Security, resilience and sustainability

Our urban infrastructure, and increasingly our social fabric, rely on the integration of both the cyber world (with its communication networks and computational nodes) and the physical world with sensors, machines and people. It is essential to be able to understand the interdependencies between physical, cyber, geographical, financial and other networks, and to design feedback loops that allow communities to be resilient in the face of natural disasters and emergencies, while also being robust to cyber and physical attacks. In addition, we must address questions of privacy and security that will require close collaborations between engineers, legal scholars and policy-makers. Penn Engineering will build on our unique ability to nurture and sustain cross-disciplinary interactions across schools to make investments that build toward a secure, sustainable and resilient urban infrastructure and improve our understanding of social and behavioral relationships in today’s society.

Education

The Penn Engineering undergraduate educational experience has as its core mission the creation of a cohort of students who can think critically, solve problems, and innovate in the 21st century global environment. We will enhance undergraduate education by reimagining the freshman experience, using technology to teach efficiently, actively and effectively and engaging students in research that is both “useful and ornamental.” We will create opportunities for local and global service learning. We will also introduce customized summer courses to support students with wide-ranging backgrounds and diverse interests.

We will teach through a combination of active learning, laboratory training, online learning and evaluation. Penn Engineering will become a technology hub for Penn students to take courses in data science and computation; nanotechnology; engineering and human health; energy science and technology; and security, resilience and sustainability. These five educational areas parallel the priorities for research investment and provide opportunities for all six academic departments.

The doctoral program is the hallmark of Penn Engineering’s educational programs. Attracting, educating and mentoring outstanding doctoral students are priorities of the School. Penn Engineering doctoral graduates should be educated, trained and mentored for leadership positions, not only in academia, but also in industry and government. The education that we provide our doctoral candidates must embrace the challenges of the 21st century.
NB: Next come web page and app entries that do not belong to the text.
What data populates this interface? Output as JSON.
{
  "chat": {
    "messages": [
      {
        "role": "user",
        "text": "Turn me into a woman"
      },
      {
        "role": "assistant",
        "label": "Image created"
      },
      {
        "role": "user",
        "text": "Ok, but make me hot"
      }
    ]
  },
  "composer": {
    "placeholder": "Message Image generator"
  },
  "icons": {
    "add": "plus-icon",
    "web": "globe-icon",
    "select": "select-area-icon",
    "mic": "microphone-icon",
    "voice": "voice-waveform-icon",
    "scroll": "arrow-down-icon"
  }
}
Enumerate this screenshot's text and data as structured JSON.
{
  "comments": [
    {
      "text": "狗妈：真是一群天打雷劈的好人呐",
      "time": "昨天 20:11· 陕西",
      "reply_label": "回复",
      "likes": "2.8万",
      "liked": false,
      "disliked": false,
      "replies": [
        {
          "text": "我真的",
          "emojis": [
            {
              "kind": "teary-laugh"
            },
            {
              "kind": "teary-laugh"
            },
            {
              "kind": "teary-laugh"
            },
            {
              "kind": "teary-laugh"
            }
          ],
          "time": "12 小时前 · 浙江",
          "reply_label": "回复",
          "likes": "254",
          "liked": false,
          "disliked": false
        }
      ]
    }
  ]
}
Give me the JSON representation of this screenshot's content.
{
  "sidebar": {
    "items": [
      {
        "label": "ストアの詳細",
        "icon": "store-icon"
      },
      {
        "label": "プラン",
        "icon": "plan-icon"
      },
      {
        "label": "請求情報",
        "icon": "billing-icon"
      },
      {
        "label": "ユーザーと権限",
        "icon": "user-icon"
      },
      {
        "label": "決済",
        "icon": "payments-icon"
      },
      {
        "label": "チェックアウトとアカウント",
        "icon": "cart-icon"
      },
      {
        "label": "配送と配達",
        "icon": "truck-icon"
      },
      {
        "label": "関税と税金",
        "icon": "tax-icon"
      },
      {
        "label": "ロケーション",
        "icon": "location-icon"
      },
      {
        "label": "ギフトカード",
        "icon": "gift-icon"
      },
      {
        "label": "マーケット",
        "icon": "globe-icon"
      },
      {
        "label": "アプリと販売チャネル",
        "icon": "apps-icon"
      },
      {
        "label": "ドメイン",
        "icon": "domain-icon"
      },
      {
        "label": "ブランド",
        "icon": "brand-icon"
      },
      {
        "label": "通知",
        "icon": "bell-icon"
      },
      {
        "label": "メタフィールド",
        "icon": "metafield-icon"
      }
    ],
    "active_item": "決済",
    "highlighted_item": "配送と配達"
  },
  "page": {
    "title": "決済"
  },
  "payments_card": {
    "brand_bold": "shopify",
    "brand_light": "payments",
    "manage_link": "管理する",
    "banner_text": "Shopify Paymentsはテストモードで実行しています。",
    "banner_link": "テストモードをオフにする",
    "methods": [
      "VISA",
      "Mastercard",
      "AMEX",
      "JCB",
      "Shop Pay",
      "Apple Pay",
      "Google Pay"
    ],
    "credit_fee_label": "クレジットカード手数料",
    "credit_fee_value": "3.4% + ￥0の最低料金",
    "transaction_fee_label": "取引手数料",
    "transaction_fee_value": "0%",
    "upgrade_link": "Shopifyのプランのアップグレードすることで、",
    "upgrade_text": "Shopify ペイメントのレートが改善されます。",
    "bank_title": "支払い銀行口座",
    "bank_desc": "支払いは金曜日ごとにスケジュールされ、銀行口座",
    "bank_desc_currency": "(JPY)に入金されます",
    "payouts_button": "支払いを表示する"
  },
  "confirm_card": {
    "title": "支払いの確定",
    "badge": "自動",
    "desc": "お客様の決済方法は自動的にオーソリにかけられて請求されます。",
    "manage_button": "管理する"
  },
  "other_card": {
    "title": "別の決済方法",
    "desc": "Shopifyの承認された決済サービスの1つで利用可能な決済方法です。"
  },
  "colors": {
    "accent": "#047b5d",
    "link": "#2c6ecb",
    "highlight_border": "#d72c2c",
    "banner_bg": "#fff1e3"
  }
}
The barrier to entry in the field of engineering is being lowered, and some technologies are becoming commoditized, even as new disruptive technologies are being developed. The gap between industry research and development and academic research is narrowing. It is important to strike the right balance between training in basic, curiosity-driven research while ensuring that our students are able to innovate and become leaders in today’s quickly evolving disciplines.

In addition to our undergraduate and doctoral programs, professional master’s programs meet an important need in today’s rapidly changing technological landscape. Leaders in technology in the next decade are more likely to have a graduate degree in engineering than before. Penn Engineering’s reputation will be increasingly linked to the impact of our masters’ students in addition to that of undergraduate and doctoral students. To this end, we must focus on improving the admissions and placement process for our master’s students, and train these students in entrepreneurship and innovation in addition to the fundamentals.

Finally, with the lowering barrier to online learning, the next five years will see new opportunities in non-degree professional programs. We must capitalize on these opportunities, build on our existing research strengths and new investments, and create specializations that will greatly extend the footprint of Penn Engineering.

On all fronts, we must redouble our recruiting efforts to increase the quality and diversity of our applicant pool of domestic students, including students from underrepresented groups.

Acknowledgements

While this document was prepared by the leadership of Penn Engineering, it incorporates ideas from over 200 faculty members, including many from other schools at Penn.